The Continental Football League has been described by Hecht as a minor football League.
Hecht, Kagan and Miller have never owned nor been associated with an organization which owned and operated a professional football team. Nor have they had any experience with professional football. Hecht is the manager and assistant cashier of a branch bank; Kagan is part owner and operator of a retail liquor store; Miller operates a restaurant. At the time of oral argument counsel for the plaintiffs conceded that, other than as promoters who are attempting to organize a professional football team, plaintiffs Hecht, Kagan and Miller had no business or property that could in any way be injured by the alleged violations of the antitrust laws.
Plaintiffs argue that the restrictive covenant in the Redskins' lease is on its face a contract in restraint of trade and commerce. Defendants respond by asserting that the lease being a contract of the Armory Board, a governmental agency, is not within the scope of the Federal antitrust laws.
In E.W. Wiggins Airways, Inc. v. Massachusetts Port Authority, et al., 362 F.2d 52 (1 Cir., 1966), cert. denied, 385 U.S. 947, 17 L. Ed. 2d 226, 87 S. Ct. 320 (1966), plaintiff Wiggins sought to recover treble damages and obtain equitable relief on its claim that defendants Port Authority and two corporations had entered into a conspiracy, combination or contract in restraint of trade or commerce in that they attempted to establish a sole and exclusive fixed base operation at Logan Airport in Boston, Massachusetts, and that each of the defendants attempted to monopolize and combined or conspired to monopolize the fixed base operation business, all allegedly in violation of §§ 1 and 2 of the Sherman Act.
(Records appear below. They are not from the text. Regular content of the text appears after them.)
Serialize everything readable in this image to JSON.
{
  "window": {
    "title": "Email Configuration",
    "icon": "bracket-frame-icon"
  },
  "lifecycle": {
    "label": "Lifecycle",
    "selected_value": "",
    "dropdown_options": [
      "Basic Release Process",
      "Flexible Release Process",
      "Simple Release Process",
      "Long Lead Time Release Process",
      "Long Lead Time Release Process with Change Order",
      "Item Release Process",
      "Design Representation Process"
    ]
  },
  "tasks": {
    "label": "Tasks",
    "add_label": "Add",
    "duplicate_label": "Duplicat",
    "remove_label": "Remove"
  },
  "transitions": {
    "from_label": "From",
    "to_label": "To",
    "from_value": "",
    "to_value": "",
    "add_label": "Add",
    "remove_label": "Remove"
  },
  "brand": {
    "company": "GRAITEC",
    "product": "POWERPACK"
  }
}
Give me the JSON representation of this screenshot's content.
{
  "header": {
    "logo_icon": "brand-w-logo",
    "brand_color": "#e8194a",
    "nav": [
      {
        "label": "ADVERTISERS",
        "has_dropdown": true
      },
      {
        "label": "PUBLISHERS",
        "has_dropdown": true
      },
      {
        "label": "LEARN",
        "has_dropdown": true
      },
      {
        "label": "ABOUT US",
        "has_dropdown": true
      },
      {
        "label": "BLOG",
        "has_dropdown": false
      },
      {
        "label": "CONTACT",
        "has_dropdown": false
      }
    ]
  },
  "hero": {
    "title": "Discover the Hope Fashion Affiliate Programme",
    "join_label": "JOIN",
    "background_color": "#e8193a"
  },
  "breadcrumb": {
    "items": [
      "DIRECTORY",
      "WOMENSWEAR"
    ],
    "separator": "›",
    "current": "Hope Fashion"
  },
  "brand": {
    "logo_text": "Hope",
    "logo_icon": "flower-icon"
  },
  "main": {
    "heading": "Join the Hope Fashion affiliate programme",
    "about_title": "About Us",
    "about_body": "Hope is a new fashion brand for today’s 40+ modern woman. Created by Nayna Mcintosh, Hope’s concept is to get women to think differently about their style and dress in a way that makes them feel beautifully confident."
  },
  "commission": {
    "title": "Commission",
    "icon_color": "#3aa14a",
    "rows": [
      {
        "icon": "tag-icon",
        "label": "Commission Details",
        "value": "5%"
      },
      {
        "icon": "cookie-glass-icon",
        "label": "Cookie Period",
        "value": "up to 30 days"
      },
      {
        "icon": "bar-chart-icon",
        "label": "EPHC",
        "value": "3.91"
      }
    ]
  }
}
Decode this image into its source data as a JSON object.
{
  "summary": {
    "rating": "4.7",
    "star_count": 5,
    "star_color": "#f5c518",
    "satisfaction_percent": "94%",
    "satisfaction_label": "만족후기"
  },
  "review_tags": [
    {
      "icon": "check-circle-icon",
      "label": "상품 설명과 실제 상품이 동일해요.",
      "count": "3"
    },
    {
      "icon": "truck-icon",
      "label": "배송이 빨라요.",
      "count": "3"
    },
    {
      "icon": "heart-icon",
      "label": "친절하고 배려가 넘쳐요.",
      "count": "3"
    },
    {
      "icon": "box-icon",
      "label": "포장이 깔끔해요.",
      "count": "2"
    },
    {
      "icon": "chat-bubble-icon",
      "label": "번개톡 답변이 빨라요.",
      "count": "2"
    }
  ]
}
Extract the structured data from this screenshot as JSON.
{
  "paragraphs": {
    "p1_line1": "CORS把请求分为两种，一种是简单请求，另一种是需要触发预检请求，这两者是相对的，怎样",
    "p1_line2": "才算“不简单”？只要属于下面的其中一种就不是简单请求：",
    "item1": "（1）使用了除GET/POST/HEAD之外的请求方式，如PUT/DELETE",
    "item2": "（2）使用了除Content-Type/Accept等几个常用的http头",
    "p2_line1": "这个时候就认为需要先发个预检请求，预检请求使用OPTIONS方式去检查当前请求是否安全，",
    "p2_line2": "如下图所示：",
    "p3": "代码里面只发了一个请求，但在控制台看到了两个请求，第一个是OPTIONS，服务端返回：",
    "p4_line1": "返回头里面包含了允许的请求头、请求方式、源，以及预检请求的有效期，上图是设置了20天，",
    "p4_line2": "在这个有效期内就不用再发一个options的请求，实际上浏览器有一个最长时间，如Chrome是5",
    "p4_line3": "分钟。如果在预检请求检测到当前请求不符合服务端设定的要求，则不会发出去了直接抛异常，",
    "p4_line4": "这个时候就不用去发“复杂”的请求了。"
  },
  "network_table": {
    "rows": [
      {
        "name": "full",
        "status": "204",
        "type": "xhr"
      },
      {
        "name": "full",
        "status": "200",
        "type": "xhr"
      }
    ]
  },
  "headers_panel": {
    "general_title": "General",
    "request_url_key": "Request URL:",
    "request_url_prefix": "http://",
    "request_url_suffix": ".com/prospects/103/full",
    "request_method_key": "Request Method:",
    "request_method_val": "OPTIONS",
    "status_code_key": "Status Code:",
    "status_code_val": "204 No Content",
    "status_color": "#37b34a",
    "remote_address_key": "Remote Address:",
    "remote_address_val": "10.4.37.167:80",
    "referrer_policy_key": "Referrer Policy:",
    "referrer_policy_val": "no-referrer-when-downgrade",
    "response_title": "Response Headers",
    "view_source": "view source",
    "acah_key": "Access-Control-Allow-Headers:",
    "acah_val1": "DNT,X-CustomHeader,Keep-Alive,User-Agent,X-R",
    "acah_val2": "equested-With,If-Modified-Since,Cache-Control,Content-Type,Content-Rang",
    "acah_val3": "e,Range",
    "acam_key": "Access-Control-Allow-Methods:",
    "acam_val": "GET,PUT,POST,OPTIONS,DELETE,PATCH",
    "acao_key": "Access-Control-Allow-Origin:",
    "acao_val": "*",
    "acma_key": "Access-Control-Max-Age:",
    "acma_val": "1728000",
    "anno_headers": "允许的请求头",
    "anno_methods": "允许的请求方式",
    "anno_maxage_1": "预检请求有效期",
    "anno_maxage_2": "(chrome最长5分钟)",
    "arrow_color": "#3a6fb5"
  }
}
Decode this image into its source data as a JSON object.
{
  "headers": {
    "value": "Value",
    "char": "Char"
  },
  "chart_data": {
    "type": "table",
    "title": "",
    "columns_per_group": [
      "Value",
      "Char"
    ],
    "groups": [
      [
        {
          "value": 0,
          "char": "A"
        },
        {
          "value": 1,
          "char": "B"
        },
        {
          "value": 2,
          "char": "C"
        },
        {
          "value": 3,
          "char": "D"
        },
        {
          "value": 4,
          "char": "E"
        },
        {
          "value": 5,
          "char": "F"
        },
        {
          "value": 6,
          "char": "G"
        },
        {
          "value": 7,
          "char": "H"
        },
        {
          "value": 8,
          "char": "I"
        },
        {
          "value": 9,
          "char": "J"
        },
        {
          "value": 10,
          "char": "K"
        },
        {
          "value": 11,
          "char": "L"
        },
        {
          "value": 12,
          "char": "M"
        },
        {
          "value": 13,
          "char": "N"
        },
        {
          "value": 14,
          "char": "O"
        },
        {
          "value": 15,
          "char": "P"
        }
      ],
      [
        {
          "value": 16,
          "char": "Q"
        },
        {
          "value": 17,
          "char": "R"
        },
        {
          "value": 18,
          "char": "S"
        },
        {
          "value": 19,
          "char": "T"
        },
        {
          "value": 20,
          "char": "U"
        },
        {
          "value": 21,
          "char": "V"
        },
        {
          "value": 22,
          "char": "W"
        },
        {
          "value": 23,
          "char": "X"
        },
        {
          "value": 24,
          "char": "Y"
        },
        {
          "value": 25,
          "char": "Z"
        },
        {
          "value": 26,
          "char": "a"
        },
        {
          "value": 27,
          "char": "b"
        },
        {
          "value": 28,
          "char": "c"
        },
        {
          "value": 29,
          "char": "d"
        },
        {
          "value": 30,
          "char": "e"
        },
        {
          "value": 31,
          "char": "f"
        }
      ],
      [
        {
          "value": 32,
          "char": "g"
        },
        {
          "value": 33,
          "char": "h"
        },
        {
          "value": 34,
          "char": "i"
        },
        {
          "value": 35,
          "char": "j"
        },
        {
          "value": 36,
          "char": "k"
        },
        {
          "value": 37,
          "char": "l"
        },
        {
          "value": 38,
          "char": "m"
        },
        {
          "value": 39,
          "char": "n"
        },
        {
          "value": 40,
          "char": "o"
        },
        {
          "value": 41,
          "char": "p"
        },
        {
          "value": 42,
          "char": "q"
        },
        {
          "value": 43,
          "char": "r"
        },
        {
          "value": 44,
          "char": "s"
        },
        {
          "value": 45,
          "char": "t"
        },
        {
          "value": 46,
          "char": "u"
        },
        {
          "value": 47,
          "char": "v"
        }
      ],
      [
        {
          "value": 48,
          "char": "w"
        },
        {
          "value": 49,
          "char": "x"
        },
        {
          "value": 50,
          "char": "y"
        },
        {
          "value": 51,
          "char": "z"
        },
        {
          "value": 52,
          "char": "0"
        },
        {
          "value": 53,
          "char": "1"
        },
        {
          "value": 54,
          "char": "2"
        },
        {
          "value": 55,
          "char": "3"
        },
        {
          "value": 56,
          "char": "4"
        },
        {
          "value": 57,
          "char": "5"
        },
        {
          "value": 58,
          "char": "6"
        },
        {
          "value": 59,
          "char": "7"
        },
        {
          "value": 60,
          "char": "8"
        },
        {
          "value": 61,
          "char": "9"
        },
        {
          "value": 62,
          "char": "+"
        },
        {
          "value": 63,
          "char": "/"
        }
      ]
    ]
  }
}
The contract with the Port Authority gave the defendant corporations the exclusive right to the fixed base operation at Logan Airport. For some years prior to that contract Wiggins and another company conducted fixed base operations as competitors at Logan Airport. Both Wiggins and the competing company, as a result of the Port Authority's contract with the defendant corporations, were no longer permitted to do a fixed base operation business at Logan Airport. The United States District Court for the District of Massachusetts entered a judgment dismissing the action on the ground that the complaint did not state a claim upon which relief could be granted. The Court of Appeals, in affirming the District Court, stated, 362 F.2d at 55:
In carrying out its responsibilities the Authority decided that it was necessary to have only one fixed base operation at Logan and pursuant to that decision, entered into the lease with Butler-Boston. It is clear that in doing so it was acting as an instrumentality or agency of the state, pursuant to the legislative mandate imposed upon it to operate and manage the airport and establish rules and regulations for its use. Plaintiff's contention that the Authority in operating Logan Airport is engaged in a purely proprietary capacity and is conducting a private business has no merit. Nor does the arrangement with Butler-Boston violate the Sherman Act. What was done here was in the exercise of a valid governmental function. The antitrust laws are aimed at private action, not at governmental action.
The court having found that the Port Authority's conduct was lawful further held that it would be "unreasonable restriction on its freedom to hold that the other defendants acted illegally in having aided it" in ...